Scott followed this advice during our Zoom meeting. He was both completely "present" and engaged--though not in an overly zealous, preachy or needy way. He came across as relaxed and comfortable, and, as a result, I felt the same.

The Right Kind of Content

Good communication content begins with determining the desired destination of each communication event, such as a Zoom meeting. There are four types of destination:

  1. Awareness
  2. Understanding
  3. Believing
  4. Acting

It's difficult to move someone more than one step at a time. So, when meeting someone for the first time, it's doubtful she will act on what you say. For example, it's unlikely you'll close a sale.

Setting a realistic destination for your meeting is the first step in creating compelling content. The second is understanding where the listener's current reality is vis-à-vis the outcome you're seeking. For example, if she already understands your product, try to move her to believe that you can solve her problem. However, most of us don't ask enough questions to figure out where the listener is. We simply assume. Or else--my signature move--we throw everything we have at her and hope something sticks.

This "kitchen sink" approach violates the third step of effective content, which is to create a message that is focused on what the listener wants. Most of us assume that every customer needs the same thing, so we put everything in the PowerPoint deck that could possibly impact their decision. Then, 80 slides later, we wonder why they have a glazed look and no questions for us. The most effective PowerPoint decks have less than 10 slides, or, even better, no deck at all--and you actually talk to people instead of reading slides to them.

People only want to know enough to reach the next step in their discovery journey. Flooding them with information, which you might think makes you look smart, is about the dumbest thing you can do.
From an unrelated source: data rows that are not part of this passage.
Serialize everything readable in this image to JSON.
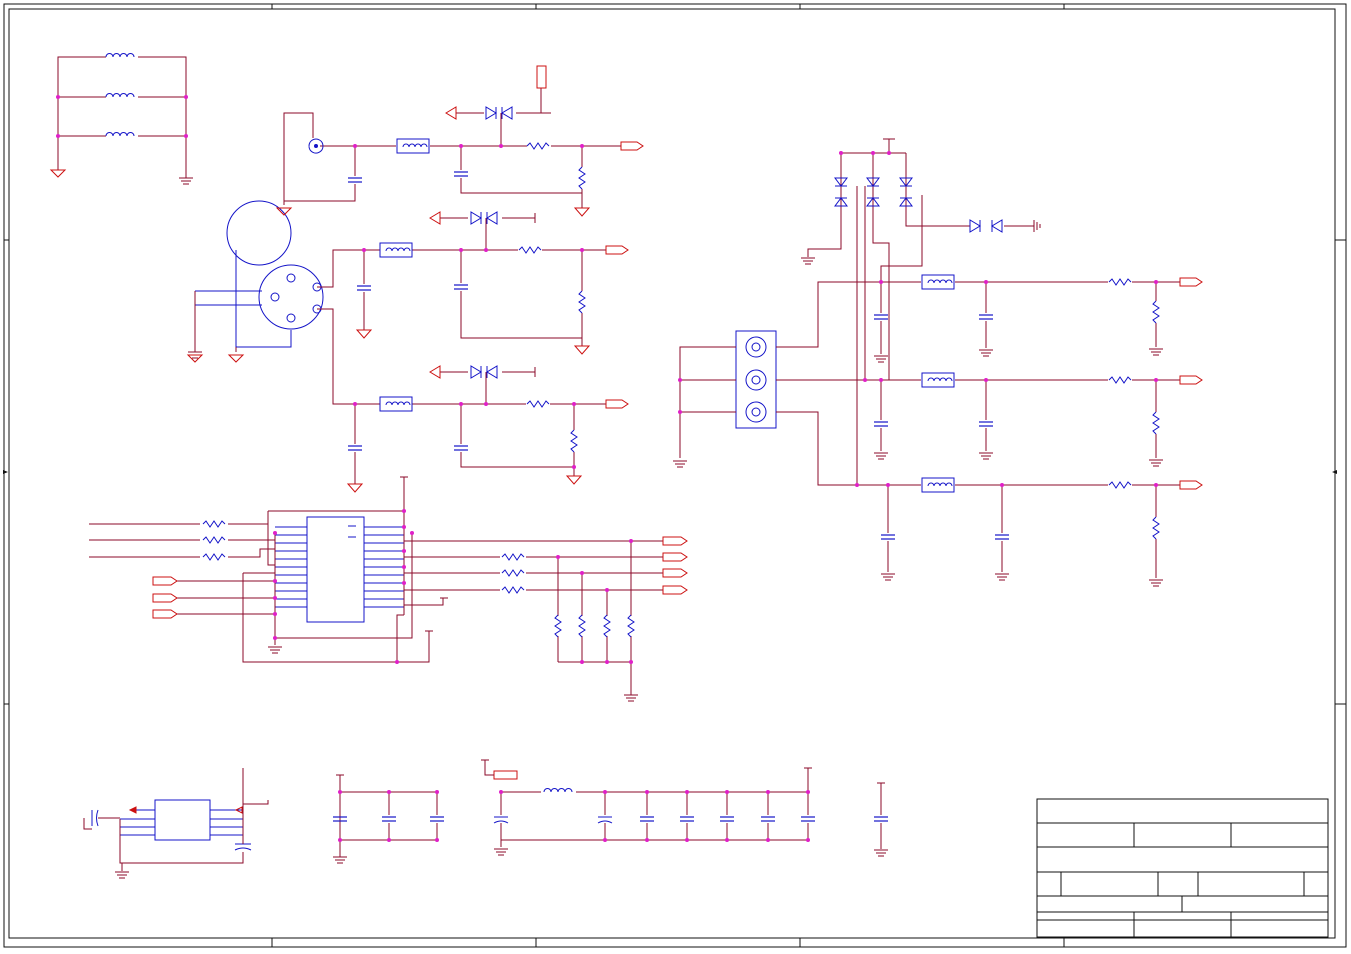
{
  "sheet": {
    "title": "",
    "zones": [
      "",
      "",
      "",
      ""
    ]
  },
  "title_block": {
    "company": "",
    "title": "",
    "size": "",
    "document_number": "",
    "revision": "",
    "date": "",
    "sheet": ""
  },
  "colors": {
    "background": "#ffffff",
    "wire": "#8b0a2a",
    "component": "#1414c8",
    "power": "#cc1010",
    "junction": "#e020c8",
    "frame": "#111111"
  },
  "icons": {
    "ground": "ground-icon",
    "offpage_connector": "offpage-connector-icon",
    "resistor": "resistor-icon",
    "capacitor": "capacitor-icon",
    "inductor": "inductor-icon",
    "diode": "diode-icon",
    "connector": "rca-connector-icon",
    "ic": "ic-icon"
  }
}
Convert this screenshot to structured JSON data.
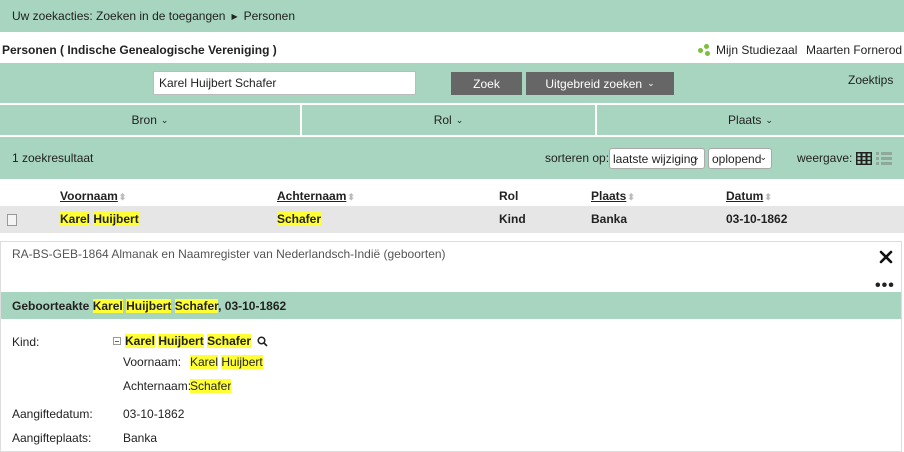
{
  "breadcrumb": {
    "prefix": "Uw zoekacties: Zoeken in de toegangen",
    "current": "Personen"
  },
  "header": {
    "title": "Personen ( Indische Genealogische Vereniging )",
    "studiezaal_label": "Mijn Studiezaal",
    "user_name": "Maarten Fornerod"
  },
  "search": {
    "value": "Karel Huijbert Schafer",
    "search_button": "Zoek",
    "advanced_button": "Uitgebreid zoeken",
    "tips_link": "Zoektips"
  },
  "facets": {
    "bron": "Bron",
    "rol": "Rol",
    "plaats": "Plaats"
  },
  "results": {
    "count_text": "1  zoekresultaat",
    "sort_label": "sorteren op:",
    "sort_value": "laatste wijziging",
    "order_value": "oplopend",
    "view_label": "weergave:"
  },
  "table": {
    "headers": {
      "voornaam": "Voornaam",
      "achternaam": "Achternaam",
      "rol": "Rol",
      "plaats": "Plaats",
      "datum": "Datum"
    },
    "rows": [
      {
        "voornaam_1": "Karel",
        "voornaam_2": "Huijbert",
        "achternaam": "Schafer",
        "rol": "Kind",
        "plaats": "Banka",
        "datum": "03-10-1862"
      }
    ]
  },
  "detail": {
    "source": "RA-BS-GEB-1864 Almanak en Naamregister van Nederlandsch-Indië (geboorten)",
    "deed_title_prefix": "Geboorteakte",
    "deed_name_1": "Karel",
    "deed_name_2": "Huijbert",
    "deed_name_3": "Schafer",
    "deed_date_suffix": ", 03-10-1862",
    "kind_label": "Kind:",
    "kind_name_1": "Karel",
    "kind_name_2": "Huijbert",
    "kind_name_3": "Schafer",
    "voornaam_label": "Voornaam:",
    "voornaam_value_1": "Karel",
    "voornaam_value_2": "Huijbert",
    "achternaam_label": "Achternaam:",
    "achternaam_value": "Schafer",
    "aangiftedatum_label": "Aangiftedatum:",
    "aangiftedatum_value": "03-10-1862",
    "aangifteplaats_label": "Aangifteplaats:",
    "aangifteplaats_value": "Banka"
  },
  "colors": {
    "accent_green": "#a8d5bf",
    "highlight": "#ffff33",
    "button_dark": "#666666"
  },
  "icons": {
    "studiezaal": "green-dots-icon",
    "facet_chevron": "chevron-down-icon",
    "grid_view": "grid-view-icon",
    "list_view": "list-view-icon",
    "close": "close-icon",
    "more": "more-icon",
    "magnify": "magnify-icon",
    "collapse": "collapse-icon",
    "document": "document-icon"
  }
}
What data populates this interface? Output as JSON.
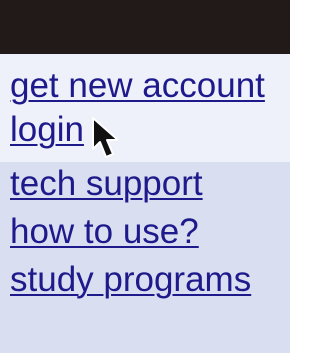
{
  "colors": {
    "top_bar": "#221a18",
    "panel_upper": "#eef0fa",
    "panel_lower": "#d9def0",
    "link": "#1e1a8c"
  },
  "menu": {
    "items": [
      {
        "label": "get new account",
        "icon": ""
      },
      {
        "label": "login",
        "icon": ""
      },
      {
        "label": "tech support",
        "icon": ""
      },
      {
        "label": "how to use?",
        "icon": ""
      },
      {
        "label": "study programs",
        "icon": ""
      }
    ]
  },
  "cursor": {
    "icon": "mouse-pointer-arrow"
  }
}
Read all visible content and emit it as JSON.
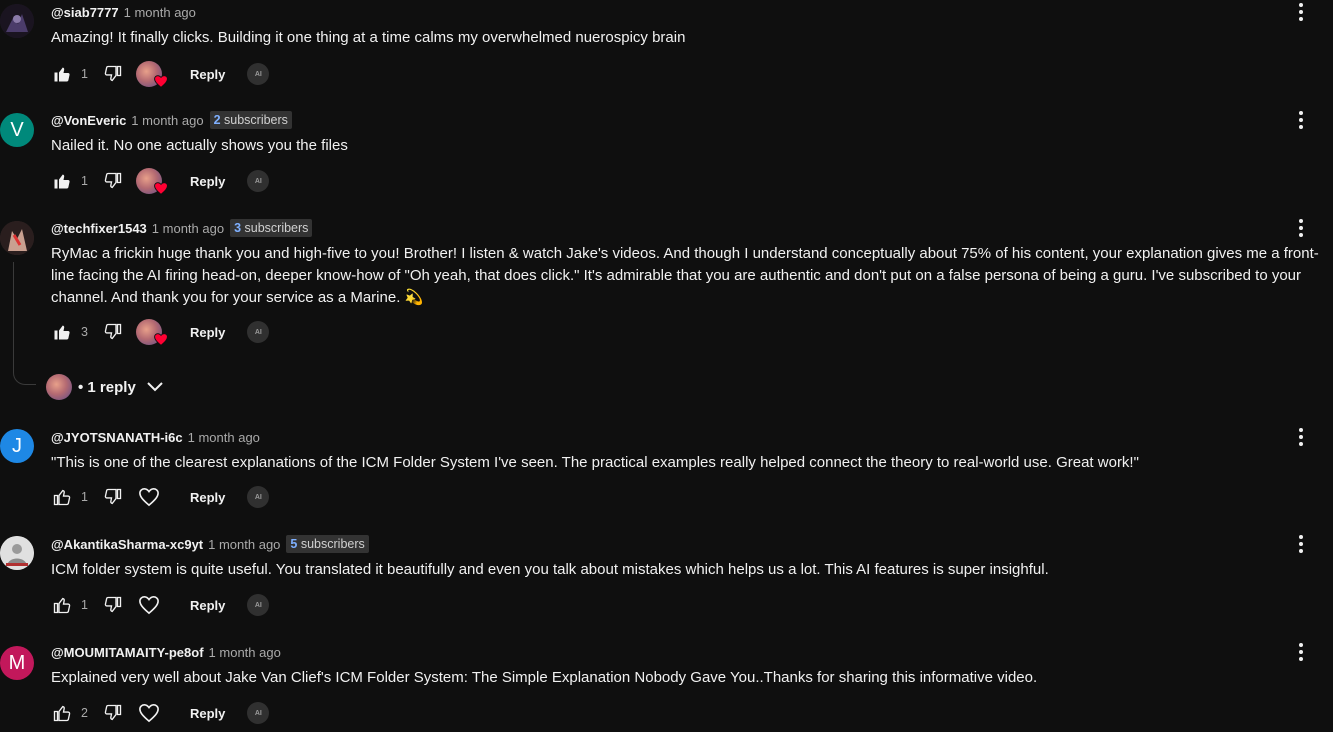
{
  "comments": [
    {
      "handle": "@siab7777",
      "time": "1 month ago",
      "badge_num": "",
      "badge_text": "",
      "text": "Amazing! It finally clicks. Building it one thing at a time calms my overwhelmed nuerospicy brain",
      "likes": "1",
      "liked": true,
      "hearted": true,
      "avatar_letter": "",
      "avatar_color": "#2a2030"
    },
    {
      "handle": "@VonEveric",
      "time": "1 month ago",
      "badge_num": "2",
      "badge_text": "subscribers",
      "text": "Nailed it. No one actually shows you the files",
      "likes": "1",
      "liked": true,
      "hearted": true,
      "avatar_letter": "V",
      "avatar_color": "#00897b"
    },
    {
      "handle": "@techfixer1543",
      "time": "1 month ago",
      "badge_num": "3",
      "badge_text": "subscribers",
      "text": "RyMac a frickin huge thank you and high-five to you! Brother! I listen & watch Jake's videos. And though I understand conceptually about 75% of his content, your explanation gives me a front-line facing the AI firing head-on, deeper know-how of \"Oh yeah, that does click.\" It's admirable that you are authentic and don't put on a false persona of being a guru. I've subscribed to your channel. And thank you for your service as a Marine. 💫",
      "likes": "3",
      "liked": true,
      "hearted": true,
      "avatar_letter": "",
      "avatar_color": "#5a3a3a"
    },
    {
      "handle": "@JYOTSNANATH-i6c",
      "time": "1 month ago",
      "badge_num": "",
      "badge_text": "",
      "text": "\"This is one of the clearest explanations of the ICM Folder System I've seen. The practical examples really helped connect the theory to real-world use. Great work!\"",
      "likes": "1",
      "liked": false,
      "hearted": false,
      "avatar_letter": "J",
      "avatar_color": "#1e88e5"
    },
    {
      "handle": "@AkantikaSharma-xc9yt",
      "time": "1 month ago",
      "badge_num": "5",
      "badge_text": "subscribers",
      "text": "ICM folder system is quite useful. You translated it beautifully and even you talk about mistakes which helps us a lot. This AI features is super insighful.",
      "likes": "1",
      "liked": false,
      "hearted": false,
      "avatar_letter": "",
      "avatar_color": "#cfcfcf"
    },
    {
      "handle": "@MOUMITAMAITY-pe8of",
      "time": "1 month ago",
      "badge_num": "",
      "badge_text": "",
      "text": "Explained very well about Jake Van Clief's ICM Folder System: The Simple Explanation Nobody Gave You..Thanks for sharing this informative video.",
      "likes": "2",
      "liked": false,
      "hearted": false,
      "avatar_letter": "M",
      "avatar_color": "#c2185b"
    }
  ],
  "reply_label": "Reply",
  "replies_toggle": "• 1 reply",
  "sparkle_label": "AI",
  "colors": {
    "background": "#0f0f0f",
    "text": "#f1f1f1",
    "muted": "#aaaaaa",
    "heart": "#ff0033",
    "badge_number": "#7fb0ff"
  }
}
The right communication style and content are essential to any meeting's success, whether in-person, virtual or by phone. But, succeeding virtually requires something more: working the camera.

The Virtual Meeting Difference

"Why do you think TV anchors are paid so handsomely?" Scott asked me. "Because they know how to work the camera." It typically takes years to perfect this art, and we've been trying for just a few months during the pandemic. So, don't feel bad if you're not wowing them.

But it's possible to rapidly enhance your virtual game with these pointers:

  • Look at the camera. It sounds simple, but haven't you been in Zoom meetings where the other person is looking somewhere else, like at another screen? It's irritating. It seems like they aren't paying attention, even though they actually may be.
  • Dress appropriately. Because most people attend virtual meetings from home, they've gone way too casual. Dress like you're at the office. Put on a clean shirt or blouse, not a Def Leppard t-shirt. Comb your hair. Shave. Look like you give a damn. If it looks like you don't, then you can't expect the person on the other side of the screen to care about what you say.
  • Curate your background. Whatever shows up behind you onscreen is part of your brand. The idea is for you to be the brand. Anything else distracts from that, especially dirty dishes or an unmade bed. One excellent solution: Use a photo of your office lobby as a virtual background.
  • Make sure you are properly seen and heard. Invest about $250 in a lavalier microphone, wireless earbuds and good lighting. If people can't properly see and hear you, you are literally nowhere.

Virtual meetings are likely here to stay, even post-Covid. They just make sense. Learning to maximize this suddenly ubiquitous technology may be the most critical skill to advance your career.

While these four "tricks of the trade" will improve your virtual meetings, the fundamentals for a good virtual meeting are the same as for in-person meetings: Be authentic, ask questions before providing answers, say only as much as is necessary, and do a lot of listening. Do these things, and you'll be an excellent communicator, regardless of technology.